WTO, US, NZ, EU & Africa
" It is incredible that our government is engaged in a process to force people to eat and grow food that is culturally offensive and scientifically unsound. It is like New Zealand forcing nuclear waste onto Pacific nations" - item 2
1.The EU and Africa
2.NZ Government Must Quit Unethical Attack on EU at WTO
3.USA: US continues WTO case against EU over GM foods
1.The EU and Africa
The Bush administration say their WTO action against the EU is intended to help the hungry in Africa who are being denied life-saving GM crops because of the EU's stance.
The following excerpt is from GM Crops and Sustainable Poverty Alleviation in Sub-SaharanAfrica: An Assessment of Current Evidence, the report by Aaron deGrassi of the Institute of Development Studies, at the University of Sussex.
The full report can be downloaded as a pdf from here:
There is little empirical evidence to support the claim that EU measures have "caused many African nations to avoid investing in biotechnologies, for fear their products will be shut out of European markets." African countries export neither maize nor sweet potatoes to Europe. The only potentially affected crop would be GM cotton, but South Africa does not export cotton to the EU; in fact, it imports cotton because it cannot meet domestic demand. Countries have not adopted biotechnologies not because of EU restrictions, but rather for other reasons, such as lack of suitable technologies, and lack of regulatory laws and capacity. Consequently, no sub-Saharan African nation joined the US's challenge to Europe's ban, and even Egypt withdrew from the complaint. In contrast, 20 African countries have filed petitions against the United State's own cotton subsidies.
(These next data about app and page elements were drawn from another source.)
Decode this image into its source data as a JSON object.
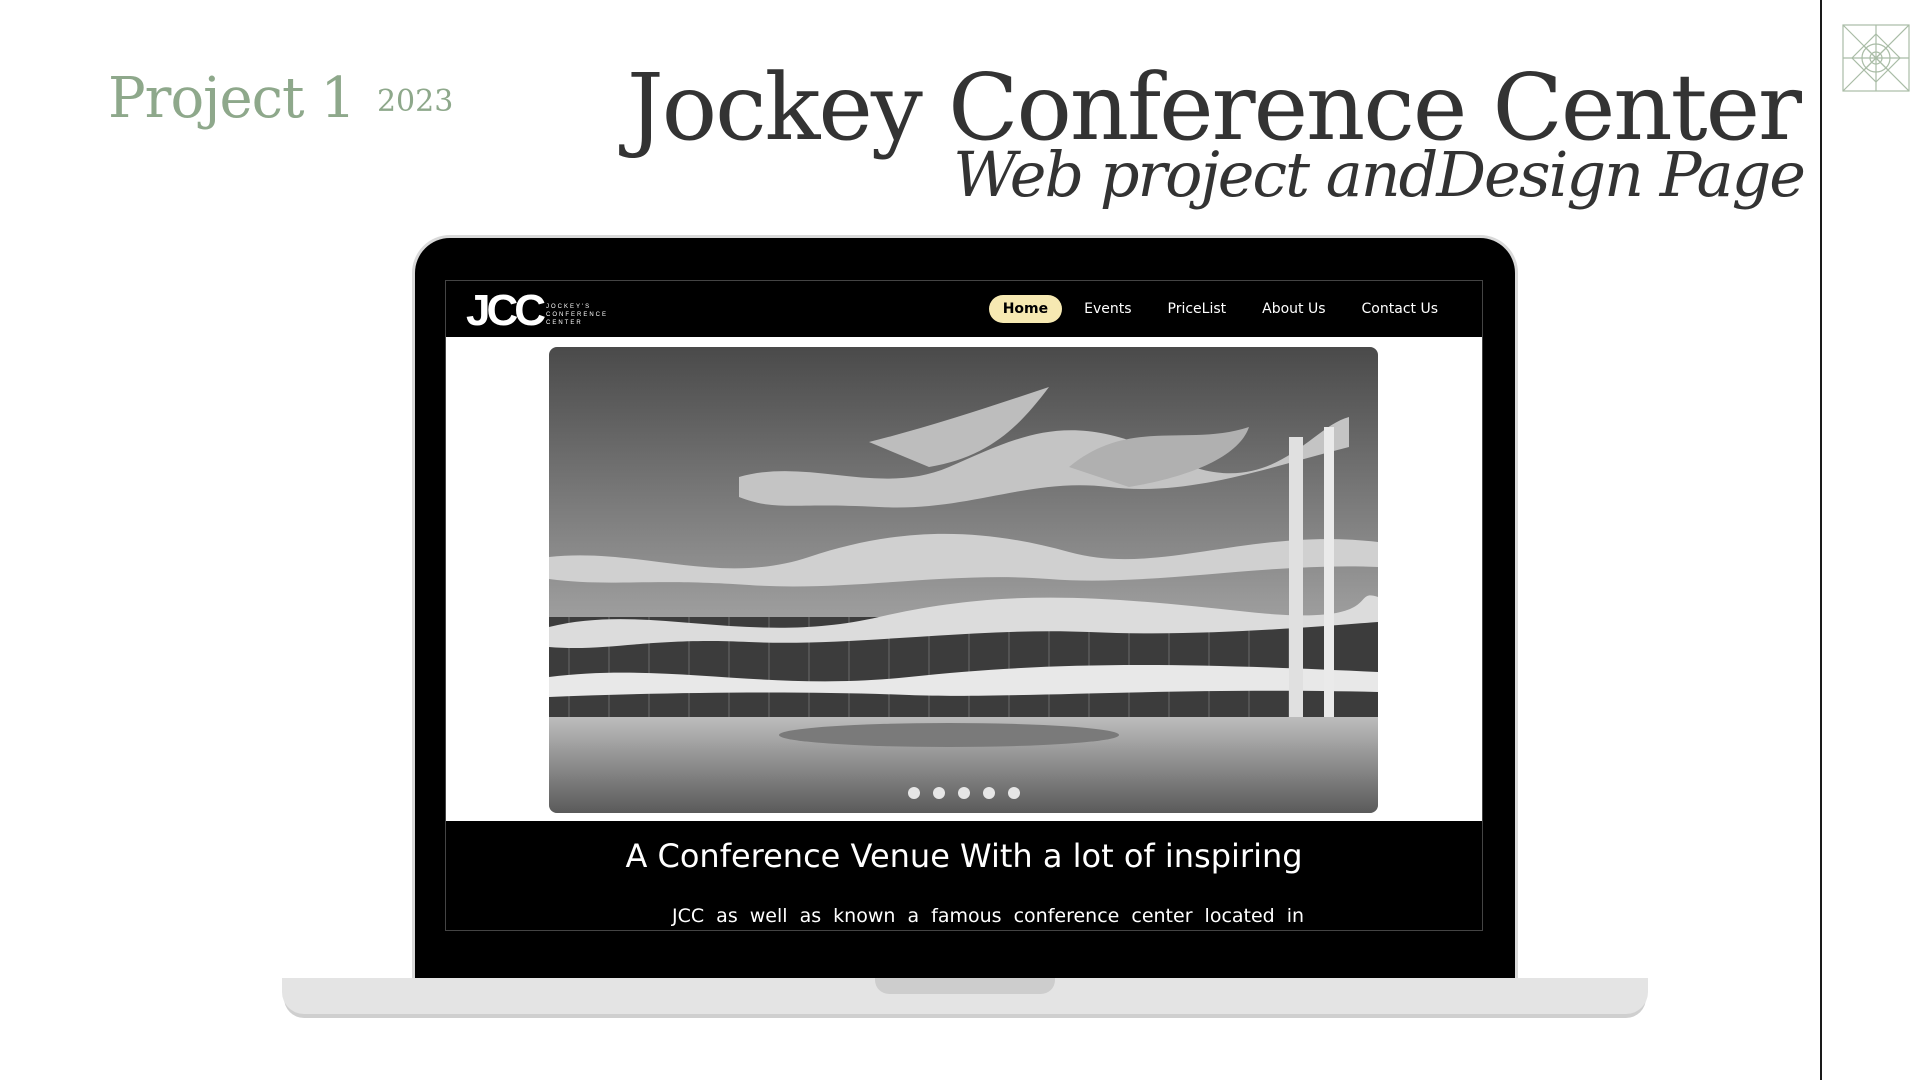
{
  "header": {
    "project_label": "Project 1",
    "year": "2023",
    "title": "Jockey Conference Center",
    "subtitle": "Web project andDesign Page"
  },
  "site": {
    "logo_text": "JCC",
    "logo_subtext": "JOCKEY'S CONFERENCE CENTER",
    "nav": [
      {
        "label": "Home",
        "active": true
      },
      {
        "label": "Events",
        "active": false
      },
      {
        "label": "PriceList",
        "active": false
      },
      {
        "label": "About Us",
        "active": false
      },
      {
        "label": "Contact Us",
        "active": false
      }
    ],
    "hero": {
      "image": "black-and-white modern wavy-floor conference building",
      "slide_count": 5
    },
    "headline": "A Conference Venue With a lot of inspiring",
    "body_text": "JCC as well as known a famous conference center located in"
  },
  "colors": {
    "accent_green": "#8ea88b",
    "active_pill": "#f6e9b2",
    "title_text": "#333333"
  },
  "icons": {
    "ornament": "geometric-ornament-icon"
  }
}
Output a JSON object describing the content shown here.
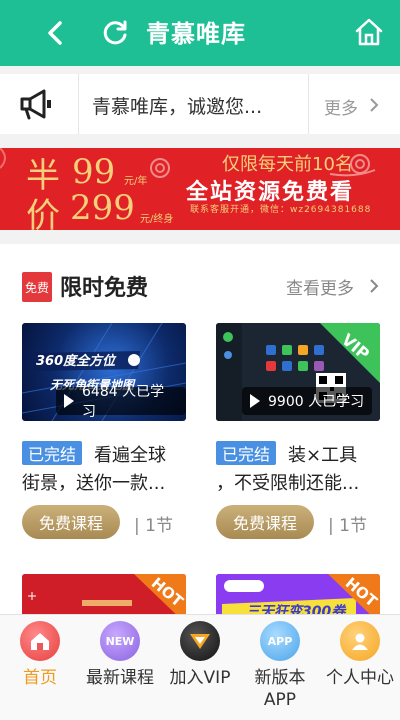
{
  "header": {
    "title": "青慕唯库",
    "back_icon": "chevron-left-icon",
    "refresh_icon": "refresh-icon",
    "home_icon": "home-icon",
    "color": "#1fbf95"
  },
  "notice": {
    "text": "青慕唯库，诚邀您...",
    "more": "更多"
  },
  "banner": {
    "half": "半",
    "price_year": "99",
    "per_year": "元/年",
    "price_word": "价",
    "price_life": "299",
    "lifetime": "元/终身",
    "limit": "仅限每天前10名",
    "slogan": "全站资源免费看",
    "contact": "联系客服开通，微信：wz2694381688",
    "color": "#e02227"
  },
  "section": {
    "badge": "免费",
    "title": "限时免费",
    "see_more": "查看更多"
  },
  "cards": [
    {
      "thumb_text1": "360度全方位",
      "thumb_text2": "无死角街景地图",
      "views": "6484 人已学习",
      "status": "已完结",
      "title_line1": "看遍全球",
      "title_line2": "街景，送你一款...",
      "free_label": "免费课程",
      "lessons": "| 1节"
    },
    {
      "ribbon": "VIP",
      "views": "9900 人已学习",
      "status": "已完结",
      "title_line1": "装×工具",
      "title_line2": "，不受限制还能...",
      "free_label": "免费课程",
      "lessons": "| 1节"
    }
  ],
  "hot_cards": [
    {
      "ribbon": "HOT"
    },
    {
      "ribbon": "HOT",
      "thumb_text": "三天狂变300券"
    }
  ],
  "bottom_nav": [
    {
      "label": "首页",
      "icon": "home-icon",
      "active": true,
      "color": "#f05a5a"
    },
    {
      "label": "最新课程",
      "icon": "new-icon",
      "badge": "NEW",
      "color": "#9b7be8"
    },
    {
      "label": "加入VIP",
      "icon": "vip-icon",
      "color": "#2b2b2b"
    },
    {
      "label": "新版本\nAPP",
      "label1": "新版本",
      "label2": "APP",
      "icon": "app-icon",
      "badge": "APP",
      "color": "#5ab0f0"
    },
    {
      "label": "个人中心",
      "icon": "user-icon",
      "color": "#f5a623"
    }
  ]
}
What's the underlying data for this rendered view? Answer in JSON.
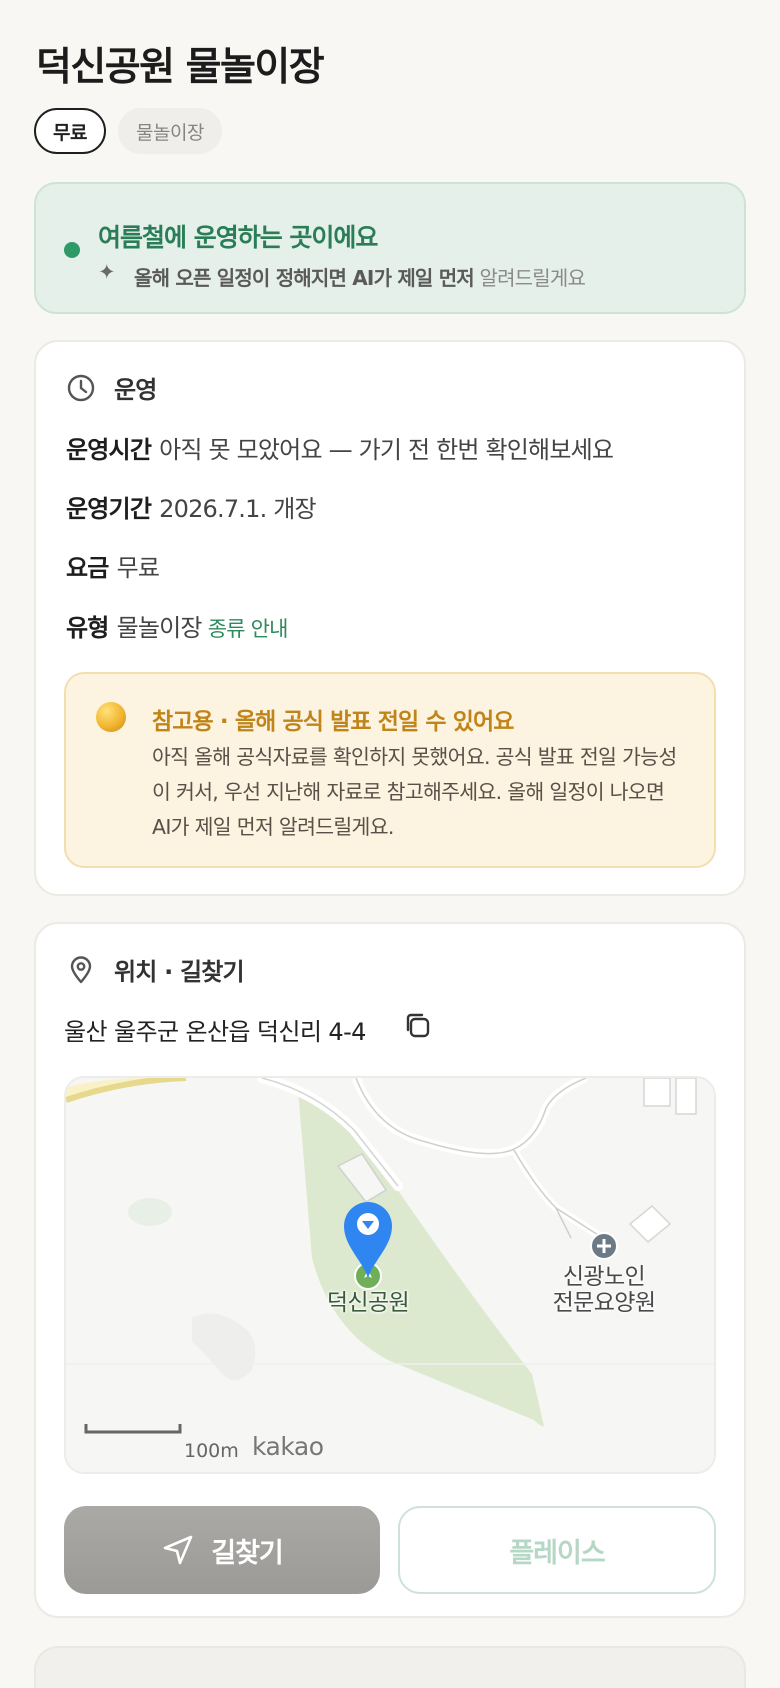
{
  "header": {
    "title": "덕신공원 물놀이장",
    "chips": {
      "price": "무료",
      "category": "물놀이장"
    }
  },
  "notice": {
    "title": "여름철에 운영하는 곳이에요",
    "sparkle_icon": "sparkle-icon",
    "subtitle_bold": "올해 오픈 일정이 정해지면 AI가 제일 먼저",
    "subtitle_light": "알려드릴게요"
  },
  "operation": {
    "heading": "운영",
    "icon": "clock-icon",
    "hours_label": "운영시간",
    "hours_value": "아직 못 모았어요 — 가기 전 한번 확인해보세요",
    "period_label": "운영기간",
    "period_value": "2026.7.1. 개장",
    "fee_label": "요금",
    "fee_value": "무료",
    "type_label": "유형",
    "type_value": "물놀이장",
    "type_link": "종류 안내",
    "warning": {
      "title": "참고용 · 올해 공식 발표 전일 수 있어요",
      "body": "아직 올해 공식자료를 확인하지 못했어요. 공식 발표 전일 가능성이 커서, 우선 지난해 자료로 참고해주세요. 올해 일정이 나오면 AI가 제일 먼저 알려드릴게요."
    }
  },
  "location": {
    "heading": "위치 · 길찾기",
    "icon": "location-pin-icon",
    "address": "울산 울주군 온산읍 덕신리 4-4",
    "copy_icon": "copy-icon",
    "map": {
      "park_label": "덕신공원",
      "facility_label_line1": "신광노인",
      "facility_label_line2": "전문요양원",
      "scale_label": "100m",
      "provider": "kakao"
    },
    "route_button": "길찾기",
    "place_button": "플레이스"
  },
  "colors": {
    "accent_green": "#2e9a68",
    "warning_gold": "#c0851a",
    "pin_blue": "#2f86f0"
  }
}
2. Government Must Quit Unethical Attack on EU at WTO
GE Free NZ 11.8.03 - Press release
It is unethical for the New Zealand government to be backing the US administration's case against the European Union aimed at forcing consumers to accept GM foods.
"This attack on EU standards is unethical given the lack of food safety-testing and Europe's cultural values around food,' says Jon Carapiet from GE Free NZ in food and environment.
"Most New Zealanders share these values and want to protect the supply of GE-Free food here and overseas."
"This is evidenced by the many sectors of New Zealand's Food Industry asking the Select Committee considering the "New Organisms and Other Matters" bill to extend the moratorium on GE release," says Mr Carapiet.
"By attacking the EU the government is not just compromising GE-free supplies here, but is actively attacking basic rights for Europeans to chose what they eat".
Despite public backing and the support of Prince Charles for preserving GE-Free food supplies there are already moves in Europe to ban countries like Wales from declaring GE-free zones to protect their agricultural system.
So far the New Zealand government has stopped short of attempting to ban local GE-Free zones being established - which the Royal Commission on GM supported as a way of preserving people's choice to avoid GE and meeting Treaty obligations.
" It is incredible that our government is engaged in a process to force people to eat and grow food that is culturally offensive and scientifically unsound. It is like New Zealand forcing nuclear waste onto Pacific nations," says Mr. Carapiet.
The US government confirmed last week [see article below] that it intends to pursue the case, backed by a few other countries including New Zealand.
The mistreatment of former UK Environment Minister Michael Meacher at the Select Committee considering laws to release GE organisms in New Zealand brought shame on New Zealand.
Mr Meacher's warnings about contamination following release and the need for further testing on risks from GE foods to children, the elderly and those with suppressed immunity must not go ignored.
It is unethical for politicians and regulatory agencies to cover up the scientific uncertainties and go on with this experiment.
Contact Jon Carapiet 09 815 3370
3. USA: US launches WTO case against EU over GM foods
08 Aug 2003
The US said yesterday [Thursday] it would launch its formal challenge to the EU's negative alleged ban on geneticallyl modified foods at the World Trade Organisation (WTO).
US trade representative Robert Zoellick and agriculture secretary Ann Veneman confirmed they would combat the European policy by asking the WTO to set up a dispute settlement panel, reported Agence France Presse. They indicated they would have the support of other countries.
"Delegations from the United States, Canada and Argentina consulted in June with EU officials, but the EU indicated no willingness to comply with its WTO obligations by lifting the groundless moratorium on biotech products," Zoellick said.
Last month the EU moderated its stance by accepting two new labelling directives on GM foods, but the US felt the new rules changed little. The EU imposed the moratorium because of concerns about food safety shared by a number of prominent politicians, environmental campaigners and a significant body of consumers.